The hardest part of starting any new school year, or even a new semester is setting up effective and efficient classroom rules. Classroom management can be difficult, because what works for one group of students isn’t going to work for the next. We asked Albert Felts to break down for us his process for setting up effective and efficient classroom rules and this is what he gave us:
I always think of classroom rules as the hill I want to die on. What that means, my rules need to be so consistently enforce, that the world stops when there’s a rule violation. If they’re not consistently enforced, then it’s not a helpful tool for students to navigate how we want our classrooms to run.
With classroom rules, I always look at 3-5 positively stated expectations. I then link those to my school wide expectations. If your school doesn’t have school wide expectations, I’d recommend using the national Positive Behavior Intervention and Supports expectations of being safe, respectful, and responsible. With each rule I make, I clearly link them to the school wide expectations.
My rules are:
Everyone keep hands, feet, and objects to themselves

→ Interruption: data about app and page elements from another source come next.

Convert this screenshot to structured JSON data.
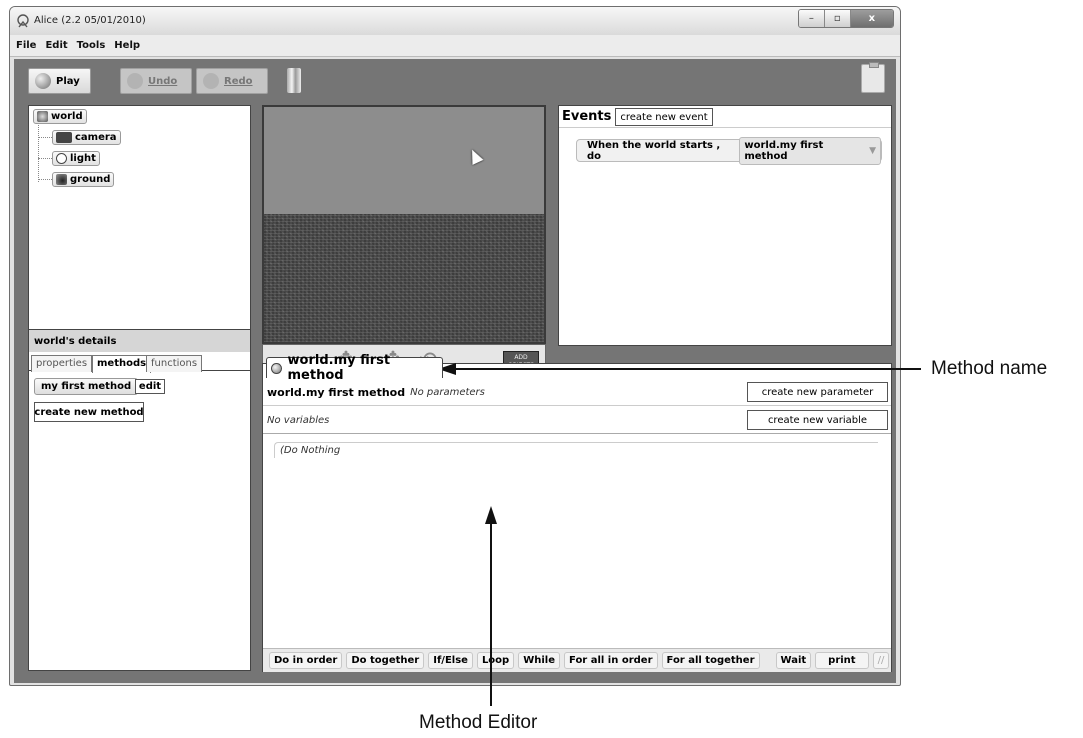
{
  "window": {
    "title": "Alice (2.2  05/01/2010)",
    "buttons": {
      "minimize": "–",
      "maximize": "▫",
      "close": "x"
    }
  },
  "menu": [
    "File",
    "Edit",
    "Tools",
    "Help"
  ],
  "toolbar": {
    "play": "Play",
    "undo": "Undo",
    "redo": "Redo"
  },
  "object_tree": {
    "root": "world",
    "children": [
      "camera",
      "light",
      "ground"
    ]
  },
  "scene": {
    "add_objects": "ADD OBJECTS"
  },
  "events": {
    "title": "Events",
    "create_button": "create new event",
    "row_prefix": "When the world starts , do",
    "row_method": "world.my first method"
  },
  "details": {
    "title": "world's details",
    "tabs": [
      "properties",
      "methods",
      "functions"
    ],
    "active_tab": "methods",
    "method_name": "my first method",
    "edit_label": "edit",
    "create_method": "create new method"
  },
  "editor": {
    "tab_title": "world.my first method",
    "header_name": "world.my first method",
    "no_params": "No parameters",
    "create_param": "create new parameter",
    "no_vars": "No variables",
    "create_var": "create new variable",
    "body_placeholder": "(Do Nothing",
    "controls": [
      "Do in order",
      "Do together",
      "If/Else",
      "Loop",
      "While",
      "For all in order",
      "For all together",
      "Wait",
      "print",
      "//"
    ]
  },
  "callouts": {
    "method_name": "Method name",
    "method_editor": "Method Editor"
  },
  "colors": {
    "workspace": "#757575",
    "panel": "#ffffff",
    "accent_dark": "#444444"
  }
}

By asking kids to do that, it cuts out a multitude of problems throughout the year. It stops classroom interruptions from students, while maintaining a safe and orderly classroom. This is directly linked to the PBIS expectations of being safe.
Work during work Time
It’s incredibly important that we teach kids, when we’re asking them to work, that we’re serious about that. When I ask kids to work during work time, I’m asking kids to demonstrate responsible behavior that I’ll be paying attention to. This encourages good work ethic among students and minimizes distractions.
Follow the teacher’s direction the first time, every time.
I believe this is incredibly important to develop the expectation of respect in the classroom. I also want to send the message to kids that I’m only going to ask you things that I need you to do, and that I’m serious about. So when I’m asking you to follow the directions the first time, every time, I mean business.
By starting off your year or setting up your classroom rules follow these quick tips, you’re sure to have an efficient and effective classroom.